Barry Priddey

Barry Frank James Priddey was born in Handsworth, Birmingham in 1928. His mother died when Barry and his sister Sheila were very young, which led to the children being brought up by different aunts as well as their father; a life of much upheaval. He nevertheless excelled academically, passing the exams to go to the King Edward VI Aston grammar school and later gaining a BA at the University of Birmingham. After graduating he went on to become a teacher. He taught at a number of local schools, dedicating himself particularly to helping the under-privileged.

He was an accomplished oboe clarinet and piano player as well as being a talented artist. Whilst an undergraduate he also became interested in socialism, which perhaps fuelled his interest in learning Russian, at which he became as proficient as he was in German and French.

He joined Birmingham branch of the RSCDS in 1956 and gained his teaching certificate in 1961. He taught a class there from 1962-1970, then he moved to the Sutton Coldfield group (just north of Birmingham). Having taken early retirement at the age of 57, Barry threw himself into Scottish Country dancing, and but for two breaks, Barry taught from 1980 till Feb 1996. Barry produced an index of over 7000 Scottish Country Dances on his computer, which, kept up to date by the branch, has become an international resource still found valuable today.

He was the instigator of Sutton Coldfield becoming a branch of the RSCDS and ensured high standards of dancing were achieved and maintained. His skills as a teacher kept the branch thriving; a teacher that enjoys the role as much as he did can impart an amazing amount of enthusiasm and motivation.

Barry created new formations, notably the tourbillon and alternating tandem reels (yes, he was ahead of Barry Skelton so perhaps they really should be nicknamed Falcon reels rather than dolphin).

He published 13 books, and his last collection, Book 14, was published only recently. His relationship with George Meikle of the Lothian Band extended beyond the production of 3 records, and George has maintained the Sutton Coldfield Index, and still plays for the annual Barry Priddey day of dance organised by Sutton Coldfield members every April since his death to honour his memory and explore some of the more complex of his choreographies as well as for the annual October dance weekends which Barry instigated.

The current class teacher at Sutton Coldfield, Gill Jennings, has continued the tradition of dance devising, and in honour both of Barry and of the 60th anniversary of Scottish Country Dancing in Sutton Coldfield, composed “A Diamond in Sutton Coldfield”, for the Anniversary Dance held in 2019 in Sutton. This was in collaboration with Chris Dewhurst who has composed the music. You can obtain the dance instructions and the music from Gill or Chris, by writing to us.

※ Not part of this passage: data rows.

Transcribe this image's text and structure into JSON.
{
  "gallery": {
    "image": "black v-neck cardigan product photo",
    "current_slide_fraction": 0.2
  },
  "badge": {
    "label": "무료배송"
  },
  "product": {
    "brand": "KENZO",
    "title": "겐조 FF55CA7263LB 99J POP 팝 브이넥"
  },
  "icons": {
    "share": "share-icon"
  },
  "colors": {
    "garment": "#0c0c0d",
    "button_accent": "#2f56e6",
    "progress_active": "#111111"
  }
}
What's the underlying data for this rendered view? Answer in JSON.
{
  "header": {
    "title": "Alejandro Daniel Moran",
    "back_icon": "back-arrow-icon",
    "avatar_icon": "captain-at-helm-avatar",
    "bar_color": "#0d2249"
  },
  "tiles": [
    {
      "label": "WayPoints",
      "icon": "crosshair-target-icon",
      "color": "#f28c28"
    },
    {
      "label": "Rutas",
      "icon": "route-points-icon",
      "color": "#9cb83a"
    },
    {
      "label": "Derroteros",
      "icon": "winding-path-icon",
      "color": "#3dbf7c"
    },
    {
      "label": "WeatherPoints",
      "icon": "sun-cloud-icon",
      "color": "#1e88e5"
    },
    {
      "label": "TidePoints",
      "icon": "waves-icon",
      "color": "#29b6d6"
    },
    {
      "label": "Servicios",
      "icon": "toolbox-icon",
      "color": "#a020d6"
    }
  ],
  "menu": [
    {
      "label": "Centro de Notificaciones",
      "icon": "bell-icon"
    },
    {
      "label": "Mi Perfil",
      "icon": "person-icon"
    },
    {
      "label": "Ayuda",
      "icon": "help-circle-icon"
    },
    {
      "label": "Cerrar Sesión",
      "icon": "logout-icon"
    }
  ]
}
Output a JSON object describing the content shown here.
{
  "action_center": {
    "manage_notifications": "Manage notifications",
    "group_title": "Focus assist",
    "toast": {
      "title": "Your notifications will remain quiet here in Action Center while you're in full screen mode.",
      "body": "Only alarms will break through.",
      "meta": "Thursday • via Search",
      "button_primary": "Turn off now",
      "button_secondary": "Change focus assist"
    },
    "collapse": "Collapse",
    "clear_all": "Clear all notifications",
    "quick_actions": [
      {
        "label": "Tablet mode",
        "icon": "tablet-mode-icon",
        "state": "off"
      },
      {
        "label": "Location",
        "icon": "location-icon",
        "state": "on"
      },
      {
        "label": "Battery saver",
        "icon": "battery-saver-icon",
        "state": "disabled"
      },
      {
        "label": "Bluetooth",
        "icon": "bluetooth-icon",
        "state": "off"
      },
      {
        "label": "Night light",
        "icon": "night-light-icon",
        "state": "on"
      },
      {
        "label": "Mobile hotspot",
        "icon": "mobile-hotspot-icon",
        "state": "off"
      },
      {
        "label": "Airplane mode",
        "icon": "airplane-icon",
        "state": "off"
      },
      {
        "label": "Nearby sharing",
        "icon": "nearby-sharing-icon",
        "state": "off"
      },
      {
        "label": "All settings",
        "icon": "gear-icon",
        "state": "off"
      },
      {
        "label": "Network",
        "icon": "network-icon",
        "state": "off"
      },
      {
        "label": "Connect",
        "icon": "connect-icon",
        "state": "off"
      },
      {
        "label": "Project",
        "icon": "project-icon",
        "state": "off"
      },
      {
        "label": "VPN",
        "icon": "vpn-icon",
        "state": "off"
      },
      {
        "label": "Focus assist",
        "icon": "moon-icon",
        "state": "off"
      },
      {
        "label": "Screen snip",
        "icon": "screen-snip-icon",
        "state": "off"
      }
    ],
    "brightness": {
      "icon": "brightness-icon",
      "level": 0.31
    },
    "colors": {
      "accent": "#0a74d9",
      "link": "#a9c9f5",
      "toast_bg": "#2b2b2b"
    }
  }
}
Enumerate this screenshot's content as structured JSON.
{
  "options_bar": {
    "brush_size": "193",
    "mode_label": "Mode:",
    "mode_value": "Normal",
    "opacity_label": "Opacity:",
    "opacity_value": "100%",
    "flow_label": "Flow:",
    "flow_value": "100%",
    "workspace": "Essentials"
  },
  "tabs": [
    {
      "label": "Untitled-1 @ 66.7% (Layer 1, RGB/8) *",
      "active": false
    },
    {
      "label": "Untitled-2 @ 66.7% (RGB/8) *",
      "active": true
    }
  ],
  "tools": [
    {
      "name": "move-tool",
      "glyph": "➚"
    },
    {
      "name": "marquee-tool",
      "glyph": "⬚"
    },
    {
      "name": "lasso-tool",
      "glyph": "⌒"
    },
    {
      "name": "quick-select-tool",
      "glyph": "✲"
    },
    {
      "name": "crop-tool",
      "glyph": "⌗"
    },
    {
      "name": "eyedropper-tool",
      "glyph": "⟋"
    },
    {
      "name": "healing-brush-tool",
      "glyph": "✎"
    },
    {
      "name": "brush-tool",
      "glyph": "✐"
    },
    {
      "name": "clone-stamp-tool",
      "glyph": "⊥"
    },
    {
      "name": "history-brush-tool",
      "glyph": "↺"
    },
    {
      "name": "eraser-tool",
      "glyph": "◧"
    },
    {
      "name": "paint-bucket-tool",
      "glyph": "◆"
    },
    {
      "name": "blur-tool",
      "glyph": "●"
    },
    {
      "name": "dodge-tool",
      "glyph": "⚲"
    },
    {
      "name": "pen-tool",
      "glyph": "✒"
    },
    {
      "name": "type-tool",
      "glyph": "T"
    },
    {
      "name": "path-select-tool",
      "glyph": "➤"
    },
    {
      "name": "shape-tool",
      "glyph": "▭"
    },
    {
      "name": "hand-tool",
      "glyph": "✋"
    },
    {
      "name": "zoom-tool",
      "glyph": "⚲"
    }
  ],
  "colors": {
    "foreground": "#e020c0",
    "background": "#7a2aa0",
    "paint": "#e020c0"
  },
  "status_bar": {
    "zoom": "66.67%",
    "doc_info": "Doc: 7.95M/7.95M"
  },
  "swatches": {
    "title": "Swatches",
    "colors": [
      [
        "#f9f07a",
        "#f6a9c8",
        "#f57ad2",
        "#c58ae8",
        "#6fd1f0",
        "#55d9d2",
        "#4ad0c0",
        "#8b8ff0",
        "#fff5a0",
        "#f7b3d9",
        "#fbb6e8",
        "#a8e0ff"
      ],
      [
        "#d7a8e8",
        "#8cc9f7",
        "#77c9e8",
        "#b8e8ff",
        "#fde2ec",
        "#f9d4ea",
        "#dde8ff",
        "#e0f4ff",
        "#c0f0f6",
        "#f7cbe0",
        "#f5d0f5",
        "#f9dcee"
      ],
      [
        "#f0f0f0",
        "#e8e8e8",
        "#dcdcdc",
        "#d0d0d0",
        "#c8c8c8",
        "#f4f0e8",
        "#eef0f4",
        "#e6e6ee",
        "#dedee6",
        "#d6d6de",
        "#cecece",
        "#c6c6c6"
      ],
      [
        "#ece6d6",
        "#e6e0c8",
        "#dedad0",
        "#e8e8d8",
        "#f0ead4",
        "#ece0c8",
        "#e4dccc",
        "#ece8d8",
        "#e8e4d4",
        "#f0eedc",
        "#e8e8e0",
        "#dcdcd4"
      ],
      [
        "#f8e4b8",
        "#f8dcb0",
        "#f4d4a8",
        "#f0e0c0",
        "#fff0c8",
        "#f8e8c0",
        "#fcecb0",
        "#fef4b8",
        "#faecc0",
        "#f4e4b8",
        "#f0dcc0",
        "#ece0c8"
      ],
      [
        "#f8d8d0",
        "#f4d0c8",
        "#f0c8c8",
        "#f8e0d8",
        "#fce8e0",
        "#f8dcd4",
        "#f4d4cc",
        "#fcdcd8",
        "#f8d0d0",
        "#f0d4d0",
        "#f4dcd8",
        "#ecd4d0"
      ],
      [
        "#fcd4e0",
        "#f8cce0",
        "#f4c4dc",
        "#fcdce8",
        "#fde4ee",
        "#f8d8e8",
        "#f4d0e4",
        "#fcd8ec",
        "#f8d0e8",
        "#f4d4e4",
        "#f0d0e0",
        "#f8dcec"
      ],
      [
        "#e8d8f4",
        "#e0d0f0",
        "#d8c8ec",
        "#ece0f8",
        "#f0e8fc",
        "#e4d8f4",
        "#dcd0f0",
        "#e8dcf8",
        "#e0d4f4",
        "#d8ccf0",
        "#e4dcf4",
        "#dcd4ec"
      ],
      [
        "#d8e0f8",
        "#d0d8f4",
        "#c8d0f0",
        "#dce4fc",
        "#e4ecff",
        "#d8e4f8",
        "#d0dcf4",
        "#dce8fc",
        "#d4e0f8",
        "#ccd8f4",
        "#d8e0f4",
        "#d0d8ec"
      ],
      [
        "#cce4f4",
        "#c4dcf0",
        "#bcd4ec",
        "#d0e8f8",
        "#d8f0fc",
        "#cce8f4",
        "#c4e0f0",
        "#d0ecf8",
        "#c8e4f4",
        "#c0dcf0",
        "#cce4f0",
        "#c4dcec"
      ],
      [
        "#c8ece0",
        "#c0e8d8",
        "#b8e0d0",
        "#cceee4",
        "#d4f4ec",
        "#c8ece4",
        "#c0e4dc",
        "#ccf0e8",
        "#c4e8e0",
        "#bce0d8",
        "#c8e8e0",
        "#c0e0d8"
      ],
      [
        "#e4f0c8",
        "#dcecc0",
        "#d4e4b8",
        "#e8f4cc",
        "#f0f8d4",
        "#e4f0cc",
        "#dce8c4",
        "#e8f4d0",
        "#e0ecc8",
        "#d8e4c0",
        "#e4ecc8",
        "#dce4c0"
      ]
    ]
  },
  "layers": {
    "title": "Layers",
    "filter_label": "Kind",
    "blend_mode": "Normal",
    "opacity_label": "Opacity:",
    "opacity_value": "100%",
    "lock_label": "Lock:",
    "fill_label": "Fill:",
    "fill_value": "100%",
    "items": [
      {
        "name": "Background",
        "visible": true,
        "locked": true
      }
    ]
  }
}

Barry’s funeral was held on 24 April 1996 at Streetly Crematorium, Sutton Coldfield. Carol Anderson, branch member, recalls “It was a Humanist ceremony, in honour of Barry’s beliefs, it celebrated Barry’s life, a quiet perfectionist who had a profound positive impact on so many people’s lives and is very much missed by dancers and others who knew him.”

src="images/original/barry_priddey_collection_back.jpg" width="150">Since his death Carol has faithfully preserved his work, on behalf of the Sutton Coldfield branch. More recently this task has been taken by the Leeds branch, who kindly offered their resources to promote his work. The project came to fruition late 2019, with the publication of four volumes of Barry’s dances, the complete collection, by Leeds, and copies can be obtained from the Leeds branch shop. The introduction covers the main points of Barry’s life, so this article has focussed on some of the lesser-known aspects, so that we can better understand the background to the life of one who has made such a great contribution to Scottish Country Dancing in our time. Beautifully produced, with original notes and diagrams, and illustrated with some of the original drawings, the books encourage us to dance to the full Barry’s marvellously choreographed creations in the spirit in which they were conceived.

From an article written by Frances Richardson for publication in "The Reel " magazine.